[Records drawn from a dataset]
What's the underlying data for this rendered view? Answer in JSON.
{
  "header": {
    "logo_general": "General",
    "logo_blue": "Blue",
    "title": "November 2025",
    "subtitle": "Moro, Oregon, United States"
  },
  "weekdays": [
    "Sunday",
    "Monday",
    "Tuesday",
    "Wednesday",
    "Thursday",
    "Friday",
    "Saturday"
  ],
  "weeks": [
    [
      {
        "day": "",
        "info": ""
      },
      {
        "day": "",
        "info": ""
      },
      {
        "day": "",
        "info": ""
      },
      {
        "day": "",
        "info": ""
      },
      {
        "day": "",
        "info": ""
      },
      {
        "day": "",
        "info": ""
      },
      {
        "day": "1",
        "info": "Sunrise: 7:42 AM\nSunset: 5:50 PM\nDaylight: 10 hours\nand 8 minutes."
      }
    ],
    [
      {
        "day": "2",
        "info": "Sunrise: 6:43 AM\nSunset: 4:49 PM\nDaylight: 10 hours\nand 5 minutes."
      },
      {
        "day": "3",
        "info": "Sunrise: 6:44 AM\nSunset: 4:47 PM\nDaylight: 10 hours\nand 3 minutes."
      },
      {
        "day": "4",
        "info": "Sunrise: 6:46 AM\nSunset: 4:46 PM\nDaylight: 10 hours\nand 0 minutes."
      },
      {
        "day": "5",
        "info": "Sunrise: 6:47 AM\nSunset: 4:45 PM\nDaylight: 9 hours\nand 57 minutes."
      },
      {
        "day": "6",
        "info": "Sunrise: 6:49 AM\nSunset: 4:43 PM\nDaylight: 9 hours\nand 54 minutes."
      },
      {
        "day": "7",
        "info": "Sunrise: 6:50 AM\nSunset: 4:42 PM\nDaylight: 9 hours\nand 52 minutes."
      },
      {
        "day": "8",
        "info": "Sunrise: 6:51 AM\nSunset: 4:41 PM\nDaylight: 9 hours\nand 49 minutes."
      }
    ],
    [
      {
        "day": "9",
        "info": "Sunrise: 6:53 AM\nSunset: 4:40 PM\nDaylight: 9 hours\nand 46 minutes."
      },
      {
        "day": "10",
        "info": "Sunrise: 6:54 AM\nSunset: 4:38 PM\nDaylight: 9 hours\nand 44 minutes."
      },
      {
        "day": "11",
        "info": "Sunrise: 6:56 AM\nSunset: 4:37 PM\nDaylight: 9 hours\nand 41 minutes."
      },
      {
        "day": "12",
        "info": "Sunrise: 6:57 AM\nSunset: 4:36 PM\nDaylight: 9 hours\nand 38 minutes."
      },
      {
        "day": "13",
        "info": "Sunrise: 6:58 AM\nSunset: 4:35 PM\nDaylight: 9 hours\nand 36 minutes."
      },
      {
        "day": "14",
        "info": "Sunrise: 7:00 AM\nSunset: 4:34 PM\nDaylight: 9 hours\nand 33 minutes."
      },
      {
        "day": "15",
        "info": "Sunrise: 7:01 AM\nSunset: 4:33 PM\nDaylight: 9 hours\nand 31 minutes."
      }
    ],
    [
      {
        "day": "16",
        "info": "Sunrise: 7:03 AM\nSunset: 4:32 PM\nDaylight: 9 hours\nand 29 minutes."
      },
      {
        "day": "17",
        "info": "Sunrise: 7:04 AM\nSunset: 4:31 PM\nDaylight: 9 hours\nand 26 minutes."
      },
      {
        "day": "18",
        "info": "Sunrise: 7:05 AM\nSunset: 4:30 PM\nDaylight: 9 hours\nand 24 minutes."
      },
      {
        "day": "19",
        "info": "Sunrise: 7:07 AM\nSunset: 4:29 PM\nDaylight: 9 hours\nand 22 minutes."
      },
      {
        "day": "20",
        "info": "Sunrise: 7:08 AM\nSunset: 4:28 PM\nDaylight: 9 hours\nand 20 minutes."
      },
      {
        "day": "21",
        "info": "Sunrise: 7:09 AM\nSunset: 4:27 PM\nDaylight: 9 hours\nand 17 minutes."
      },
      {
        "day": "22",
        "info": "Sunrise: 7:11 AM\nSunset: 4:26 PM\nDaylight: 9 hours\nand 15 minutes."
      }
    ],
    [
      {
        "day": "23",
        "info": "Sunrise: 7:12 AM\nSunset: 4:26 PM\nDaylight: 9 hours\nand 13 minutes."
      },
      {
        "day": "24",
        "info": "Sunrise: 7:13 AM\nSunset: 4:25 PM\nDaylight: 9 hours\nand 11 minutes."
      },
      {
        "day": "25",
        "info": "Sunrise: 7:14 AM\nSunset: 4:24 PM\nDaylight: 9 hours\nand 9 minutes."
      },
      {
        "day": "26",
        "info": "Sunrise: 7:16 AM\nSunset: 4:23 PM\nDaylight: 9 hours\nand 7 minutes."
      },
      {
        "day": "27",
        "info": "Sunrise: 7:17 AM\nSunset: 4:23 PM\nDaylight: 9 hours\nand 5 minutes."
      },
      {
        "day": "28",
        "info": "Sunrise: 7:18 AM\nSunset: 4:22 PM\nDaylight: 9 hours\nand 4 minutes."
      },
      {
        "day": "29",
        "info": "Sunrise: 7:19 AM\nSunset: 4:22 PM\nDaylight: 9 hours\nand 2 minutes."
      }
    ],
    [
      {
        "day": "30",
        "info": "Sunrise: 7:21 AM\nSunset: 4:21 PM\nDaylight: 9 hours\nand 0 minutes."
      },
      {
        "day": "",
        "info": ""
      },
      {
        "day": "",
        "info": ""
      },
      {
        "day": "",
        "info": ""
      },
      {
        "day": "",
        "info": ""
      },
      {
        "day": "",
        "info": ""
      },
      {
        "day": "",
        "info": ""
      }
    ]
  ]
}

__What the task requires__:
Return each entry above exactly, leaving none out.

__The answer__:
What's the underlying data for this rendered view? Answer in JSON.
{
  "header": {
    "logo_general": "General",
    "logo_blue": "Blue",
    "title": "November 2025",
    "subtitle": "Moro, Oregon, United States"
  },
  "weekdays": [
    "Sunday",
    "Monday",
    "Tuesday",
    "Wednesday",
    "Thursday",
    "Friday",
    "Saturday"
  ],
  "weeks": [
    [
      {
        "day": "",
        "info": ""
      },
      {
        "day": "",
        "info": ""
      },
      {
        "day": "",
        "info": ""
      },
      {
        "day": "",
        "info": ""
      },
      {
        "day": "",
        "info": ""
      },
      {
        "day": "",
        "info": ""
      },
      {
        "day": "1",
        "info": "Sunrise: 7:42 AM\nSunset: 5:50 PM\nDaylight: 10 hours\nand 8 minutes."
      }
    ],
    [
      {
        "day": "2",
        "info": "Sunrise: 6:43 AM\nSunset: 4:49 PM\nDaylight: 10 hours\nand 5 minutes."
      },
      {
        "day": "3",
        "info": "Sunrise: 6:44 AM\nSunset: 4:47 PM\nDaylight: 10 hours\nand 3 minutes."
      },
      {
        "day": "4",
        "info": "Sunrise: 6:46 AM\nSunset: 4:46 PM\nDaylight: 10 hours\nand 0 minutes."
      },
      {
        "day": "5",
        "info": "Sunrise: 6:47 AM\nSunset: 4:45 PM\nDaylight: 9 hours\nand 57 minutes."
      },
      {
        "day": "6",
        "info": "Sunrise: 6:49 AM\nSunset: 4:43 PM\nDaylight: 9 hours\nand 54 minutes."
      },
      {
        "day": "7",
        "info": "Sunrise: 6:50 AM\nSunset: 4:42 PM\nDaylight: 9 hours\nand 52 minutes."
      },
      {
        "day": "8",
        "info": "Sunrise: 6:51 AM\nSunset: 4:41 PM\nDaylight: 9 hours\nand 49 minutes."
      }
    ],
    [
      {
        "day": "9",
        "info": "Sunrise: 6:53 AM\nSunset: 4:40 PM\nDaylight: 9 hours\nand 46 minutes."
      },
      {
        "day": "10",
        "info": "Sunrise: 6:54 AM\nSunset: 4:38 PM\nDaylight: 9 hours\nand 44 minutes."
      },
      {
        "day": "11",
        "info": "Sunrise: 6:56 AM\nSunset: 4:37 PM\nDaylight: 9 hours\nand 41 minutes."
      },
      {
        "day": "12",
        "info": "Sunrise: 6:57 AM\nSunset: 4:36 PM\nDaylight: 9 hours\nand 38 minutes."
      },
      {
        "day": "13",
        "info": "Sunrise: 6:58 AM\nSunset: 4:35 PM\nDaylight: 9 hours\nand 36 minutes."
      },
      {
        "day": "14",
        "info": "Sunrise: 7:00 AM\nSunset: 4:34 PM\nDaylight: 9 hours\nand 33 minutes."
      },
      {
        "day": "15",
        "info": "Sunrise: 7:01 AM\nSunset: 4:33 PM\nDaylight: 9 hours\nand 31 minutes."
      }
    ],
    [
      {
        "day": "16",
        "info": "Sunrise: 7:03 AM\nSunset: 4:32 PM\nDaylight: 9 hours\nand 29 minutes."
      },
      {
        "day": "17",
        "info": "Sunrise: 7:04 AM\nSunset: 4:31 PM\nDaylight: 9 hours\nand 26 minutes."
      },
      {
        "day": "18",
        "info": "Sunrise: 7:05 AM\nSunset: 4:30 PM\nDaylight: 9 hours\nand 24 minutes."
      },
      {
        "day": "19",
        "info": "Sunrise: 7:07 AM\nSunset: 4:29 PM\nDaylight: 9 hours\nand 22 minutes."
      },
      {
        "day": "20",
        "info": "Sunrise: 7:08 AM\nSunset: 4:28 PM\nDaylight: 9 hours\nand 20 minutes."
      },
      {
        "day": "21",
        "info": "Sunrise: 7:09 AM\nSunset: 4:27 PM\nDaylight: 9 hours\nand 17 minutes."
      },
      {
        "day": "22",
        "info": "Sunrise: 7:11 AM\nSunset: 4:26 PM\nDaylight: 9 hours\nand 15 minutes."
      }
    ],
    [
      {
        "day": "23",
        "info": "Sunrise: 7:12 AM\nSunset: 4:26 PM\nDaylight: 9 hours\nand 13 minutes."
      },
      {
        "day": "24",
        "info": "Sunrise: 7:13 AM\nSunset: 4:25 PM\nDaylight: 9 hours\nand 11 minutes."
      },
      {
        "day": "25",
        "info": "Sunrise: 7:14 AM\nSunset: 4:24 PM\nDaylight: 9 hours\nand 9 minutes."
      },
      {
        "day": "26",
        "info": "Sunrise: 7:16 AM\nSunset: 4:23 PM\nDaylight: 9 hours\nand 7 minutes."
      },
      {
        "day": "27",
        "info": "Sunrise: 7:17 AM\nSunset: 4:23 PM\nDaylight: 9 hours\nand 5 minutes."
      },
      {
        "day": "28",
        "info": "Sunrise: 7:18 AM\nSunset: 4:22 PM\nDaylight: 9 hours\nand 4 minutes."
      },
      {
        "day": "29",
        "info": "Sunrise: 7:19 AM\nSunset: 4:22 PM\nDaylight: 9 hours\nand 2 minutes."
      }
    ],
    [
      {
        "day": "30",
        "info": "Sunrise: 7:21 AM\nSunset: 4:21 PM\nDaylight: 9 hours\nand 0 minutes."
      },
      {
        "day": "",
        "info": ""
      },
      {
        "day": "",
        "info": ""
      },
      {
        "day": "",
        "info": ""
      },
      {
        "day": "",
        "info": ""
      },
      {
        "day": "",
        "info": ""
      },
      {
        "day": "",
        "info": ""
      }
    ]
  ]
}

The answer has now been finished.